Papers Published

  1. Chen, C.H. and Gosele, U.M. and Tan, T.Y., Dopant diffusion and segregation in semiconductor heterostructures. Pt. 1. Zn and Be in III-V compound superlattices, Appl. Phys. A, Mater. Sci. Process. (Germany), vol. 68 no. 1 (1999), pp. 9 - 18 [s003390050847] .
    (last updated on 2007/04/10)

    Abstract:
    Distribution of shallow dopants in semiconductor heterostructures in general exhibits a pronounced segregation phenomenon, which requires the description of the dopant atom diffusion and segregation processes simultaneously. We treat this class of problems in a series of three papers. In the present paper, which is the first of the three, Zn and Be distributions in III-V superlattice (SL) structures are discussed in detail. The analysis method developed in this paper is generally applicable to other cases. In the second paper we analyze B distribution in GeSi/Si heterostructures. In the third paper we treat the problems associated with a number of n-type dopants in a variety of semiconductor heterostructures. Segregation of a dopant species between two semiconductor heterostructure layers is explained by a model incorporating (i) a chemical effect on the neutral species; and (ii) a Fermi-level effect on the ionized species, because, in addition to the chemical effect, the solubility of the species also has a dependence on the semiconductor Fermi-level position. For Zn and Be in GaAs and related compounds, their diffusion process is governed by the doubly-positively-charged group III element self-interstitials (IIII2+), whose thermal equilibrium concentration, and hence also the diffusivity of Zn and Be, exhibit also a Fermi-level dependence, i.e., in proportion to p2. A heterojunction consists of a space-charge region with an electric field, in which the hole concentration is different from those in the bulk of either of the two layers forming the junction
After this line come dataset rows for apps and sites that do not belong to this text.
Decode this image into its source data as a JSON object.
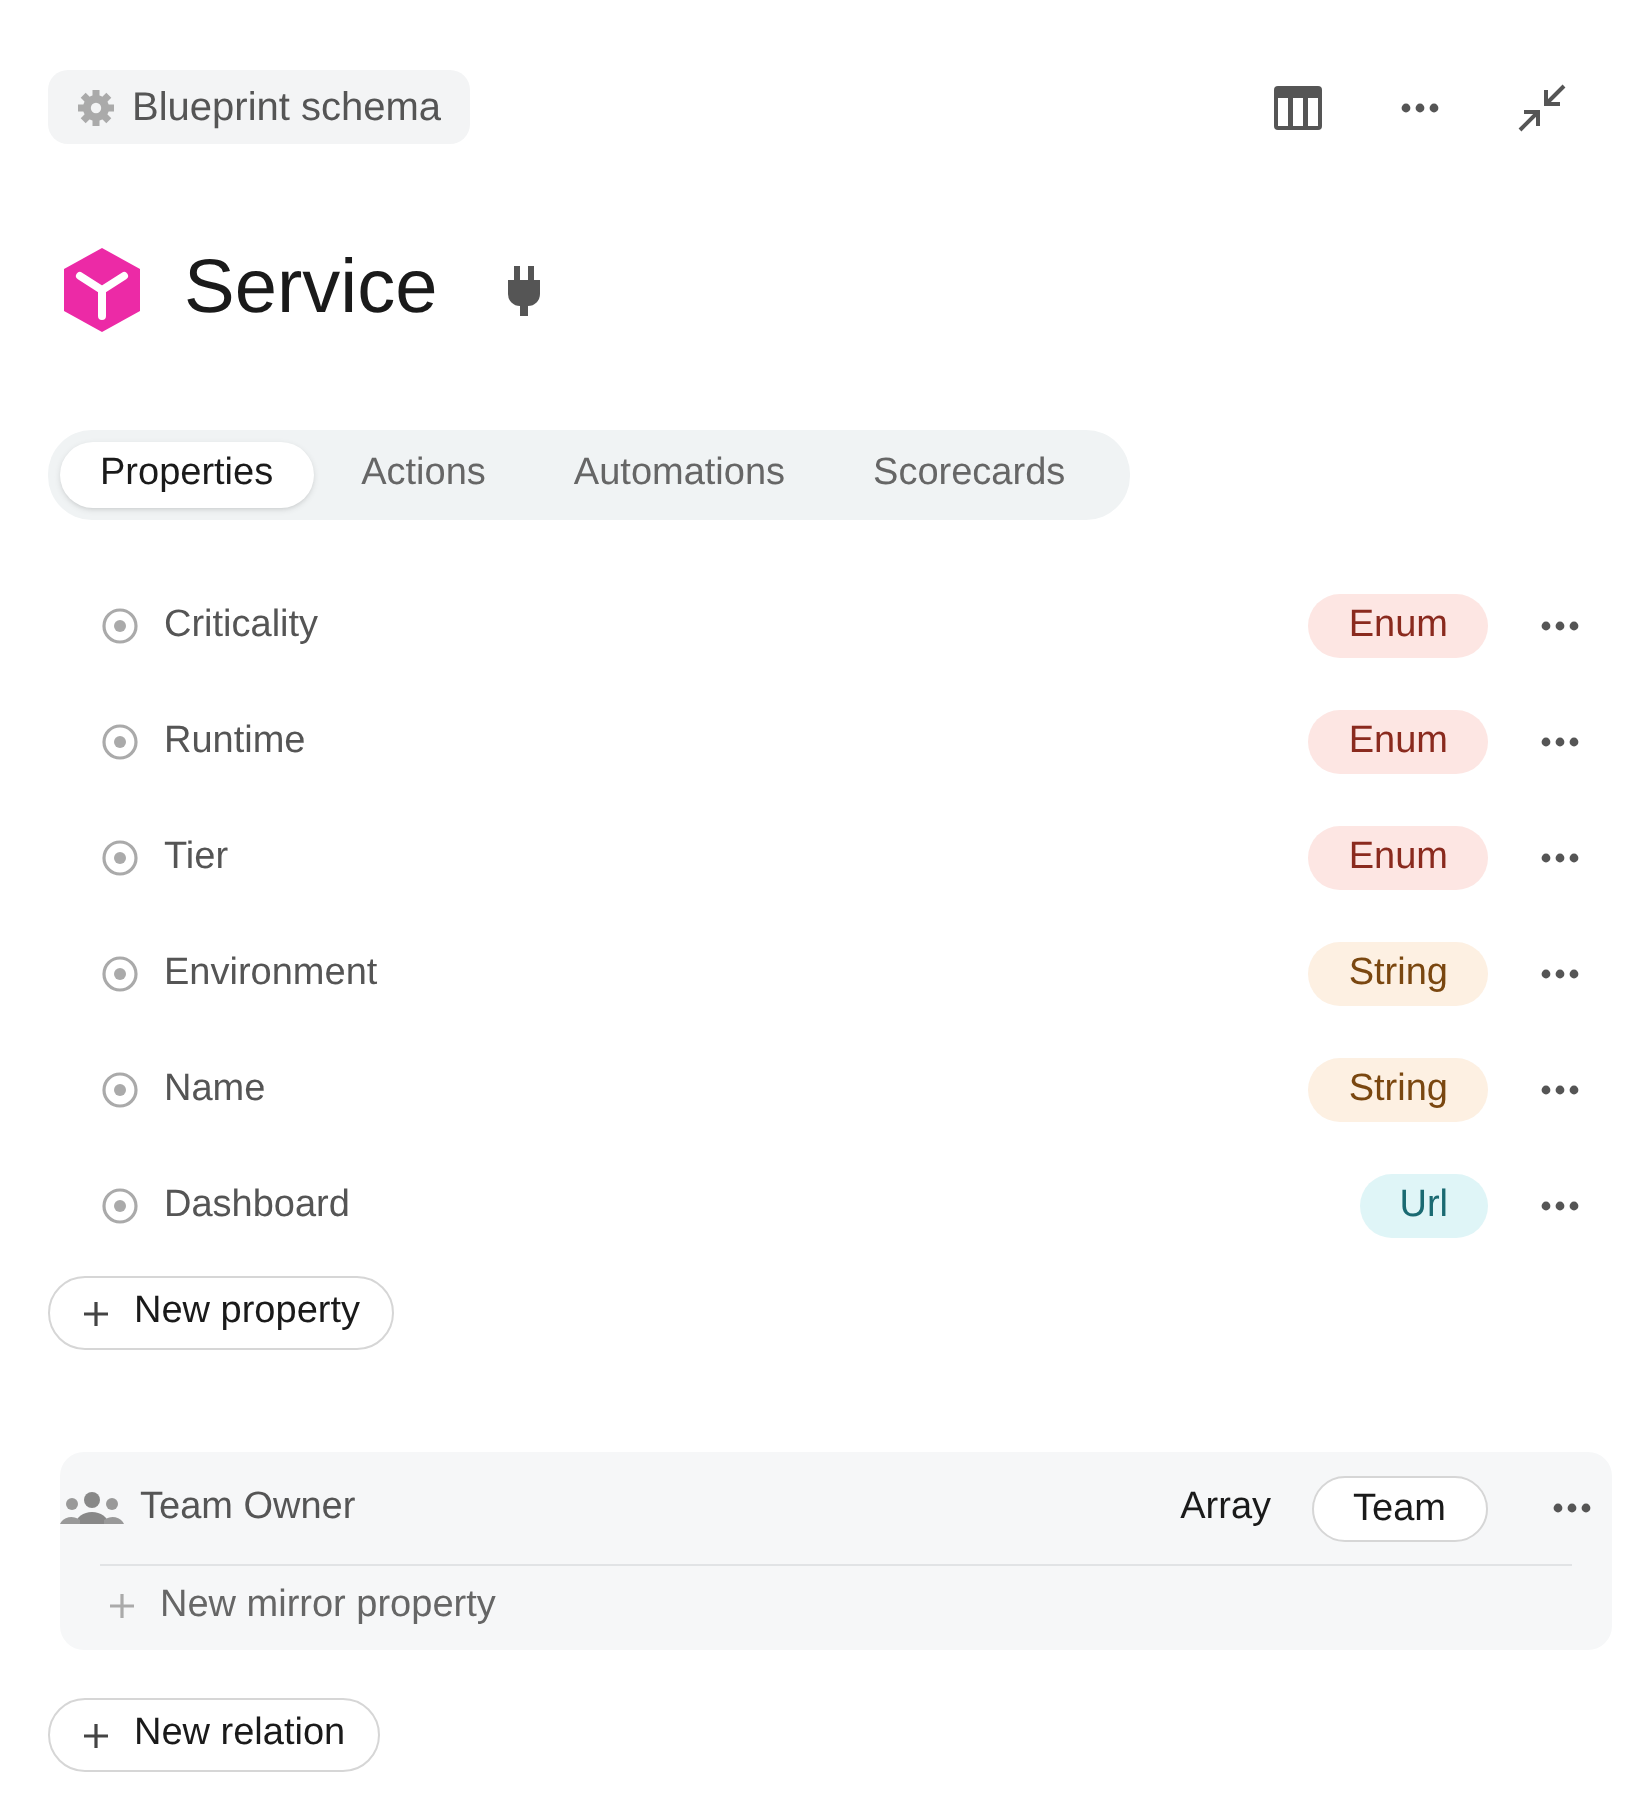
{
  "breadcrumb": {
    "label": "Blueprint schema"
  },
  "title": "Service",
  "tabs": [
    {
      "label": "Properties",
      "selected": true
    },
    {
      "label": "Actions",
      "selected": false
    },
    {
      "label": "Automations",
      "selected": false
    },
    {
      "label": "Scorecards",
      "selected": false
    }
  ],
  "properties": [
    {
      "name": "Criticality",
      "type": "Enum",
      "kind": "enum"
    },
    {
      "name": "Runtime",
      "type": "Enum",
      "kind": "enum"
    },
    {
      "name": "Tier",
      "type": "Enum",
      "kind": "enum"
    },
    {
      "name": "Environment",
      "type": "String",
      "kind": "string"
    },
    {
      "name": "Name",
      "type": "String",
      "kind": "string"
    },
    {
      "name": "Dashboard",
      "type": "Url",
      "kind": "url"
    }
  ],
  "new_property_button": "New property",
  "relations": [
    {
      "name": "Team Owner",
      "cardinality": "Array",
      "target": "Team",
      "new_mirror": "New mirror property"
    }
  ],
  "new_relation_button": "New relation"
}
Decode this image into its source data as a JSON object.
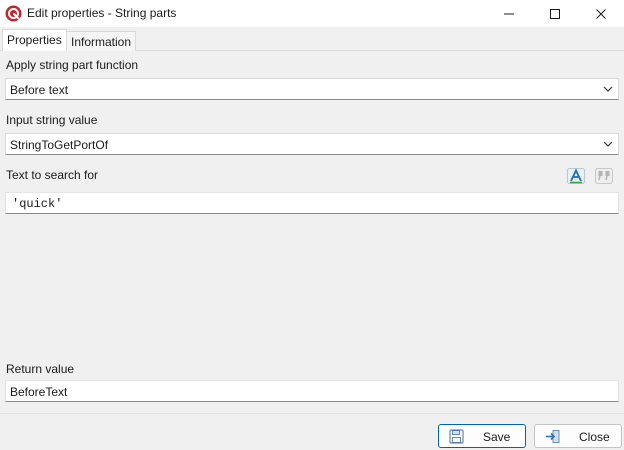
{
  "window": {
    "title": "Edit properties - String parts"
  },
  "tabs": [
    {
      "label": "Properties",
      "active": true
    },
    {
      "label": "Information",
      "active": false
    }
  ],
  "form": {
    "function_label": "Apply string part function",
    "function_value": "Before text",
    "input_label": "Input string value",
    "input_value": "StringToGetPortOf",
    "search_label": "Text to search for",
    "search_value": "'quick'",
    "return_label": "Return value",
    "return_value": "BeforeText"
  },
  "buttons": {
    "save_label": "Save",
    "close_label": "Close"
  },
  "icons": {
    "app": "app-logo-icon",
    "minimize": "minimize-icon",
    "maximize": "maximize-icon",
    "close": "close-icon",
    "expression": "expression-editor-icon",
    "quote": "quote-icon",
    "save": "floppy-disk-icon",
    "exit": "exit-arrow-icon"
  },
  "colors": {
    "accent": "#0063b1",
    "app_icon": "#c0262d"
  }
}
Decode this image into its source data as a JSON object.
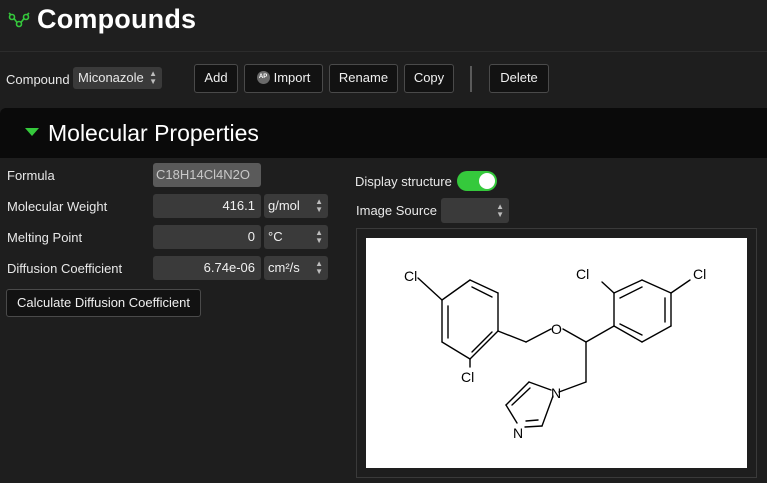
{
  "header": {
    "title": "Compounds",
    "logo_icon": "molecule-icon",
    "accent_color": "#35c93c"
  },
  "toolbar": {
    "compound_label": "Compound",
    "compound_value": "Miconazole",
    "add_label": "Add",
    "import_label": "Import",
    "import_badge": "AP",
    "rename_label": "Rename",
    "copy_label": "Copy",
    "delete_label": "Delete"
  },
  "section": {
    "title": "Molecular Properties",
    "expanded": true
  },
  "properties": {
    "formula": {
      "label": "Formula",
      "value": "C18H14Cl4N2O"
    },
    "molecular_weight": {
      "label": "Molecular Weight",
      "value": "416.1",
      "unit": "g/mol"
    },
    "melting_point": {
      "label": "Melting Point",
      "value": "0",
      "unit": "°C"
    },
    "diffusion_coefficient": {
      "label": "Diffusion Coefficient",
      "value": "6.74e-06",
      "unit": "cm²/s"
    },
    "calculate_label": "Calculate Diffusion Coefficient"
  },
  "structure": {
    "display_label": "Display structure",
    "display_on": true,
    "image_source_label": "Image Source",
    "image_source_value": "",
    "atoms": {
      "cl_top_left": "Cl",
      "cl_bottom_left": "Cl",
      "cl_top_mid": "Cl",
      "cl_top_right": "Cl",
      "oxygen": "O",
      "n_imidazole_1": "N",
      "n_imidazole_2": "N"
    }
  }
}
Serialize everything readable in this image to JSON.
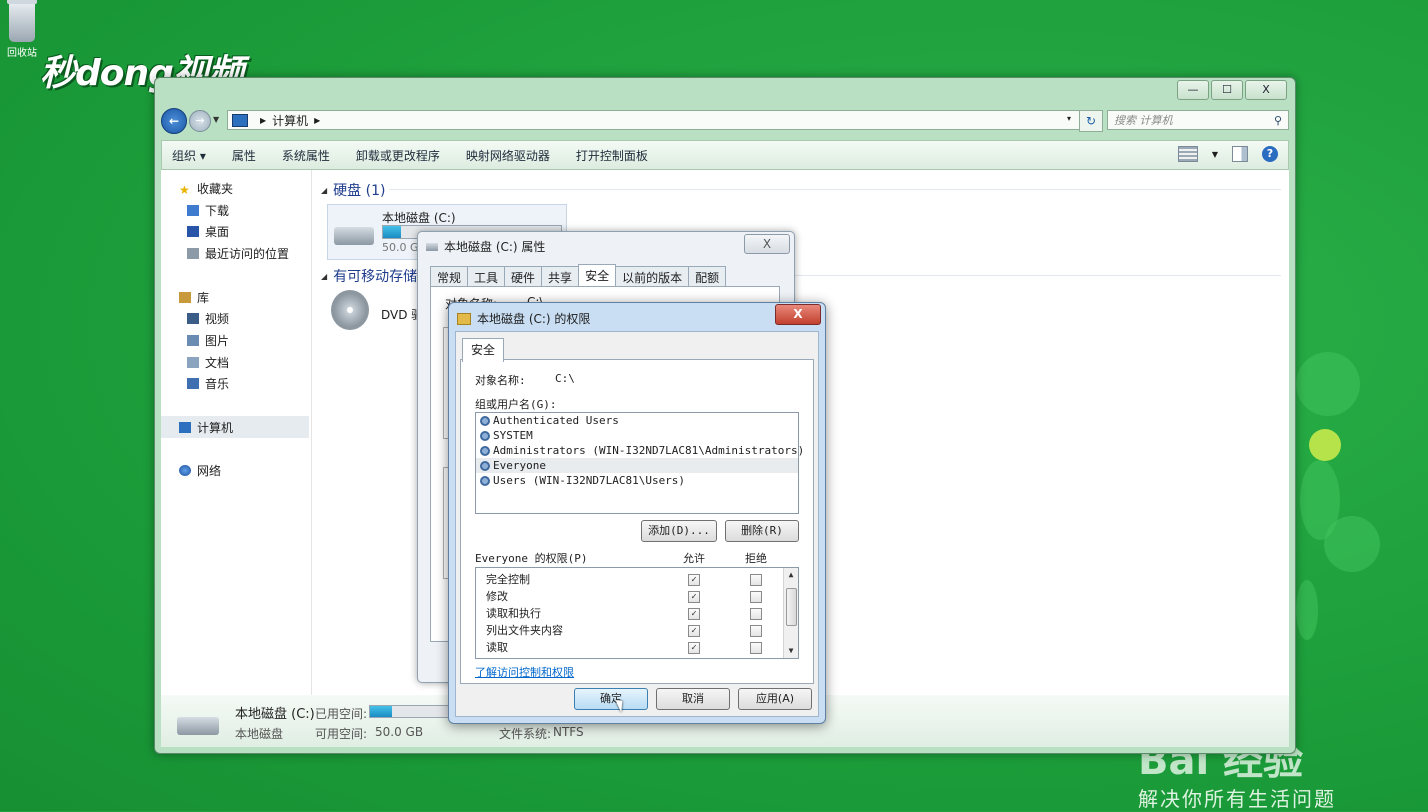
{
  "desktop": {
    "recycle_bin_label": "回收站",
    "brand_logo": "秒dong视频",
    "watermark_main": "Bai 经验",
    "watermark_sub": "解决你所有生活问题"
  },
  "explorer": {
    "window_buttons": {
      "minimize": "—",
      "maximize": "☐",
      "close": "X"
    },
    "address": {
      "root": "计算机",
      "dropdown": "▾"
    },
    "search_placeholder": "搜索 计算机",
    "toolbar": {
      "organize": "组织 ▾",
      "properties": "属性",
      "system_properties": "系统属性",
      "uninstall": "卸载或更改程序",
      "map_drive": "映射网络驱动器",
      "control_panel": "打开控制面板"
    },
    "nav": {
      "favorites": "收藏夹",
      "downloads": "下载",
      "desktop": "桌面",
      "recent": "最近访问的位置",
      "libraries": "库",
      "videos": "视频",
      "pictures": "图片",
      "documents": "文档",
      "music": "音乐",
      "computer": "计算机",
      "network": "网络"
    },
    "groups": {
      "hard_disks": "硬盘 (1)",
      "removable": "有可移动存储"
    },
    "drive_c": {
      "name": "本地磁盘 (C:)",
      "size": "50.0 GB",
      "used_fraction": 0.1
    },
    "dvd": {
      "name": "DVD 驱"
    },
    "details": {
      "name": "本地磁盘 (C:)",
      "type": "本地磁盘",
      "used_label": "已用空间:",
      "free_label": "可用空间:",
      "free_value": "50.0 GB",
      "fs_label": "文件系统:",
      "fs_value": "NTFS"
    }
  },
  "properties_dialog": {
    "title": "本地磁盘 (C:) 属性",
    "close": "X",
    "tabs": [
      "常规",
      "工具",
      "硬件",
      "共享",
      "安全",
      "以前的版本",
      "配额"
    ],
    "object_name_label": "对象名称:",
    "object_name_value": "C:\\"
  },
  "permissions_dialog": {
    "title": "本地磁盘 (C:) 的权限",
    "close": "X",
    "tab": "安全",
    "object_name_label": "对象名称:",
    "object_name_value": "C:\\",
    "users_label": "组或用户名(G):",
    "users": [
      "Authenticated Users",
      "SYSTEM",
      "Administrators (WIN-I32ND7LAC81\\Administrators)",
      "Everyone",
      "Users (WIN-I32ND7LAC81\\Users)"
    ],
    "selected_user_index": 3,
    "add_button": "添加(D)...",
    "remove_button": "删除(R)",
    "perm_header": "Everyone 的权限(P)",
    "allow_header": "允许",
    "deny_header": "拒绝",
    "permissions": [
      {
        "name": "完全控制",
        "allow": true,
        "deny": false
      },
      {
        "name": "修改",
        "allow": true,
        "deny": false
      },
      {
        "name": "读取和执行",
        "allow": true,
        "deny": false
      },
      {
        "name": "列出文件夹内容",
        "allow": true,
        "deny": false
      },
      {
        "name": "读取",
        "allow": true,
        "deny": false
      }
    ],
    "learn_link": "了解访问控制和权限",
    "ok_button": "确定",
    "cancel_button": "取消",
    "apply_button": "应用(A)"
  }
}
    Keywords:
    aluminium compounds;annealing;beryllium;diffusion;doping profiles;Fermi level;gallium arsenide;hole density;III-V semiconductors;impurity states;indium compounds;segregation;semiconductor heterojunctions;semiconductor superlattices;zinc;